[ABOUT THIS EXERCISE]: Determine how many lines in the entries below include the word "Make", and reply with that number alone.

[Entries from a dataset of interfaces]:

-- -- --

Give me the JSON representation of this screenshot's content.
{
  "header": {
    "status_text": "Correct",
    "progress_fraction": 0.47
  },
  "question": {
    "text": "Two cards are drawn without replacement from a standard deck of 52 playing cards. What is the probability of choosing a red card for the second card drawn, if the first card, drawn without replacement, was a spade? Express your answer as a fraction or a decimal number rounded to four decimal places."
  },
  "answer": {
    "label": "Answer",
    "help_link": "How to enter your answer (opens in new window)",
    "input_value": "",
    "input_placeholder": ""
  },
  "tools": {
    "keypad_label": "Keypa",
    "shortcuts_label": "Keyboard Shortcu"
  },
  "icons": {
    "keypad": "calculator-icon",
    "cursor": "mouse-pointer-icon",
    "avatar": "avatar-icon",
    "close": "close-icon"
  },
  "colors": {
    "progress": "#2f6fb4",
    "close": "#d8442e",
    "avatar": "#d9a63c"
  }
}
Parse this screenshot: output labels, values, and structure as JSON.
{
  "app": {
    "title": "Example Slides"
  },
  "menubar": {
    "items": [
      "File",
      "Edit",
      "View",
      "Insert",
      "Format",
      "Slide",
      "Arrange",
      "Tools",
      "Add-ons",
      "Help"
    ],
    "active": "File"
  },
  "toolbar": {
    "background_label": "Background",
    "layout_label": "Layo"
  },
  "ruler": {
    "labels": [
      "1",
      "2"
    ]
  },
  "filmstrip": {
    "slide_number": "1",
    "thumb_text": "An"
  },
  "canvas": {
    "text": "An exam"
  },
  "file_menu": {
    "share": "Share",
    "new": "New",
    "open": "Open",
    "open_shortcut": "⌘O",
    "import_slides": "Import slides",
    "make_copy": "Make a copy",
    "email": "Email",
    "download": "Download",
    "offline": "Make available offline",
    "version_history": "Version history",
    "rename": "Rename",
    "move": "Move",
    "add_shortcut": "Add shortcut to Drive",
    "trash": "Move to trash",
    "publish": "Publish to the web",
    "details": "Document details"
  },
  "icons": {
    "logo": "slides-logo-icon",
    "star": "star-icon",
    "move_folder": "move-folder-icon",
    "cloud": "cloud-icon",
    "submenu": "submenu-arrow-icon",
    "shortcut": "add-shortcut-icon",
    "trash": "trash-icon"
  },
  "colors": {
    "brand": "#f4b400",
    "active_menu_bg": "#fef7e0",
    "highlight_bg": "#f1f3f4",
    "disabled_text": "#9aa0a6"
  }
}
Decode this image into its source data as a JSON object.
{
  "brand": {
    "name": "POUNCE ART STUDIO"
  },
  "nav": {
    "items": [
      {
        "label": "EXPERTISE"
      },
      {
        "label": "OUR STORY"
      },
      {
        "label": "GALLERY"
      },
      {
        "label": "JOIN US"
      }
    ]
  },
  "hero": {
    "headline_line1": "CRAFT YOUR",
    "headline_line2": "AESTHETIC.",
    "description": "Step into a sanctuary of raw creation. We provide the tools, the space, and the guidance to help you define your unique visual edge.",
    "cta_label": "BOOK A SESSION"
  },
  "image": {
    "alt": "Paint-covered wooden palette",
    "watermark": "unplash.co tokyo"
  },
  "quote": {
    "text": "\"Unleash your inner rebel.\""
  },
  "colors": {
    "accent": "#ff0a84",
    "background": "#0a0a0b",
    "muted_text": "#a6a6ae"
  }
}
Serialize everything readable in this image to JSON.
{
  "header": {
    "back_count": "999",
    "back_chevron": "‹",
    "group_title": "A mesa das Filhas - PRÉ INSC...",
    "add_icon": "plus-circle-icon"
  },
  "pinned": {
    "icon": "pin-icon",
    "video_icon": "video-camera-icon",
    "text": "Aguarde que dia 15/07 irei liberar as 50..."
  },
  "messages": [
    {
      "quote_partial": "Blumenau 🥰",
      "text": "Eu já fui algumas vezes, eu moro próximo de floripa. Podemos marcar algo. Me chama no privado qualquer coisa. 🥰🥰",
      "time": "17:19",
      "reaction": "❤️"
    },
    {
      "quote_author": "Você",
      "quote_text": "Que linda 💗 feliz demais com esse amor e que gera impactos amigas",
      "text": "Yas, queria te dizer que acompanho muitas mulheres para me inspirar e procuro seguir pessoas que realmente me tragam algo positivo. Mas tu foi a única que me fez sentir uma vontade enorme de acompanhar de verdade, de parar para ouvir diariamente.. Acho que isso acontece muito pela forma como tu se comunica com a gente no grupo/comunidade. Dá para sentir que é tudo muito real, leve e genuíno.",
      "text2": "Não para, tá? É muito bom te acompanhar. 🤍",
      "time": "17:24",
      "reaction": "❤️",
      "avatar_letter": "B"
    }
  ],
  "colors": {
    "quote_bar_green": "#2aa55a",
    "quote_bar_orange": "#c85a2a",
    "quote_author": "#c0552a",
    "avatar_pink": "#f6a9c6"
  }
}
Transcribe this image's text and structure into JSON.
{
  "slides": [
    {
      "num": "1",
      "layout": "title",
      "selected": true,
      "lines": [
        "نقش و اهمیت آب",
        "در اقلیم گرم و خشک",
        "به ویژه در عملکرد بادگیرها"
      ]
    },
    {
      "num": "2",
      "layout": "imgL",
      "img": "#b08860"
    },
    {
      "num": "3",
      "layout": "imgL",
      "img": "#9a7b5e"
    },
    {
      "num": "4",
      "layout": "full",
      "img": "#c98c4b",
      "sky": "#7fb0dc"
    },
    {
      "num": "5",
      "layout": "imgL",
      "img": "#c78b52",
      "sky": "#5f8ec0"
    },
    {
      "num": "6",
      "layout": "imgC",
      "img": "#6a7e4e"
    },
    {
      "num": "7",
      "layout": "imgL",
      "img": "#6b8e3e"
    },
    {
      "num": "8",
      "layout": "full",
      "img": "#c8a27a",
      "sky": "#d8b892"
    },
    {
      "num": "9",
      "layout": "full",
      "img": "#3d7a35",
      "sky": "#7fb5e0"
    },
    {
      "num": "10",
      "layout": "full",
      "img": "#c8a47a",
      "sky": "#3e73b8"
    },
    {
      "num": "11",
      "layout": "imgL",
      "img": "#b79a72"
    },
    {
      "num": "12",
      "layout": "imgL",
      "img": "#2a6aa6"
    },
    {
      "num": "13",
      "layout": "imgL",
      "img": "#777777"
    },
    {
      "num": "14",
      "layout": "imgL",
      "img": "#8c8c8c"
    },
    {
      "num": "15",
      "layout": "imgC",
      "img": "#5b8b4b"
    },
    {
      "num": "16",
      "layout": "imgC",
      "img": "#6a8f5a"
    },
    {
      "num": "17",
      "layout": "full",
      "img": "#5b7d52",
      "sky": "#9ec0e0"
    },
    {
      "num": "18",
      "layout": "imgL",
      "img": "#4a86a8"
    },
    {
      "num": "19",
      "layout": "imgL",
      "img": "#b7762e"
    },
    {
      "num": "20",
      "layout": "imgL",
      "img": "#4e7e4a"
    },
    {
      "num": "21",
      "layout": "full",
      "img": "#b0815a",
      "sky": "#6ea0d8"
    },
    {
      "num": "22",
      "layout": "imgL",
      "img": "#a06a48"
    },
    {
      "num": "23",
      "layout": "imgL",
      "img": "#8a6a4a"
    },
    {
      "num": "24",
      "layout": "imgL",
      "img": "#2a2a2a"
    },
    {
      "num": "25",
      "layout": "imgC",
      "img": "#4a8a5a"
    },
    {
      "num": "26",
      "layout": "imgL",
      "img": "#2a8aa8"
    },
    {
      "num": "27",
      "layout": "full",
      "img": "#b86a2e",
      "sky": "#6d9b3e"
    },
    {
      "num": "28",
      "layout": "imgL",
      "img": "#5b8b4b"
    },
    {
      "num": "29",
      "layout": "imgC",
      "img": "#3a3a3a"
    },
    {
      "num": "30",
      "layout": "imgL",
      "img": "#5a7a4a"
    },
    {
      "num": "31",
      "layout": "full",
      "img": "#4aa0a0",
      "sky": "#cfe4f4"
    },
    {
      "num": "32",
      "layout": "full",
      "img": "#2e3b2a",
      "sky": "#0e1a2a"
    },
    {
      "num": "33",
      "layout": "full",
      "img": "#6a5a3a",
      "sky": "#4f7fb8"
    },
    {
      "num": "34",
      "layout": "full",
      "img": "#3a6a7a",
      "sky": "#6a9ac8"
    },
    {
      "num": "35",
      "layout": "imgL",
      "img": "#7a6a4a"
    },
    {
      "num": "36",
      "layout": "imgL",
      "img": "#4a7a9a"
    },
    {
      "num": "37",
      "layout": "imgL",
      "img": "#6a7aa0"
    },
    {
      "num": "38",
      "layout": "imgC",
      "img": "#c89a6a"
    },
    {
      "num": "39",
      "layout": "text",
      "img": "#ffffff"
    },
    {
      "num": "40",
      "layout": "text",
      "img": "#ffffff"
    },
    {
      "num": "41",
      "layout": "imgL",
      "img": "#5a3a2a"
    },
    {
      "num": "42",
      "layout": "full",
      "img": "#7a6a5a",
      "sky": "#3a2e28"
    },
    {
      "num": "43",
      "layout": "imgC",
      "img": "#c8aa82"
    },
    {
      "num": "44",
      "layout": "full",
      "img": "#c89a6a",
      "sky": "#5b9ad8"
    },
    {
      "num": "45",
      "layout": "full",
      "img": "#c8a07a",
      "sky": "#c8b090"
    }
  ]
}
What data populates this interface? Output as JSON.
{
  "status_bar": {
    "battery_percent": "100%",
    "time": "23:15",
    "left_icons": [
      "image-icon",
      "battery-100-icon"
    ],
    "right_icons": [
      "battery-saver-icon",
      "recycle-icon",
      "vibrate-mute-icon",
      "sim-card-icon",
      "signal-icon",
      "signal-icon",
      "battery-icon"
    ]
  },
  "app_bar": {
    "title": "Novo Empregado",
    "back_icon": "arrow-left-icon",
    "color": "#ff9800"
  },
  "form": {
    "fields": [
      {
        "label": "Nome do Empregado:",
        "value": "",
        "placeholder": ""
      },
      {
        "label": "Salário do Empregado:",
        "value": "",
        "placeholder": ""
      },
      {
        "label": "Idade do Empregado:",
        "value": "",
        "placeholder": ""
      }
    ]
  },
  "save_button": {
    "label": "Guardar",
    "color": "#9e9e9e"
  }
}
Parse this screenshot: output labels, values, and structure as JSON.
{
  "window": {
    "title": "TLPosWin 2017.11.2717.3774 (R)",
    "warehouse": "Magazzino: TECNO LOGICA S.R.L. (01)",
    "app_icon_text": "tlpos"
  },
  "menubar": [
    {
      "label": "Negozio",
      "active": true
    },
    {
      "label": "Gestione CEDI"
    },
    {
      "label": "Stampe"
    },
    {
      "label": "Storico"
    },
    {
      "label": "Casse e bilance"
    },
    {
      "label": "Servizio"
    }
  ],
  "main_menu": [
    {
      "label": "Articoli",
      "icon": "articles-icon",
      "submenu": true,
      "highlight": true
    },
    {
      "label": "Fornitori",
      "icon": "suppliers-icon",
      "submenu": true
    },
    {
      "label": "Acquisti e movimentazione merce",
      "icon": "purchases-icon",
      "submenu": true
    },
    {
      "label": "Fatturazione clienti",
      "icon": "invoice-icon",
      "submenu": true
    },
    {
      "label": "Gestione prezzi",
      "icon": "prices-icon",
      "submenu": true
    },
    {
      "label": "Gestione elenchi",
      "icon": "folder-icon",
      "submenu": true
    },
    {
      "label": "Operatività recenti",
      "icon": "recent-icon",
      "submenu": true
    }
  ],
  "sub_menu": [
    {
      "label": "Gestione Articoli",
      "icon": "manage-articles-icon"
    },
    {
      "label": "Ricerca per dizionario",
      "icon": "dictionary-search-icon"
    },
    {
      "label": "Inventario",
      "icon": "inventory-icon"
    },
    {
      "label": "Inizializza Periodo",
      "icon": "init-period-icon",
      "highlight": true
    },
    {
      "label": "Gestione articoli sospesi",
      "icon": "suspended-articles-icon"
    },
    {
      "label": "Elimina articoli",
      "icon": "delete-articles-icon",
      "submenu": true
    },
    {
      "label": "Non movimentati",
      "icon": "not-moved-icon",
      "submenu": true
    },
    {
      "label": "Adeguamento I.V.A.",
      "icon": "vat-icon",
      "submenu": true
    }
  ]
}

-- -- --

[WRITTEN ANSWER]: 2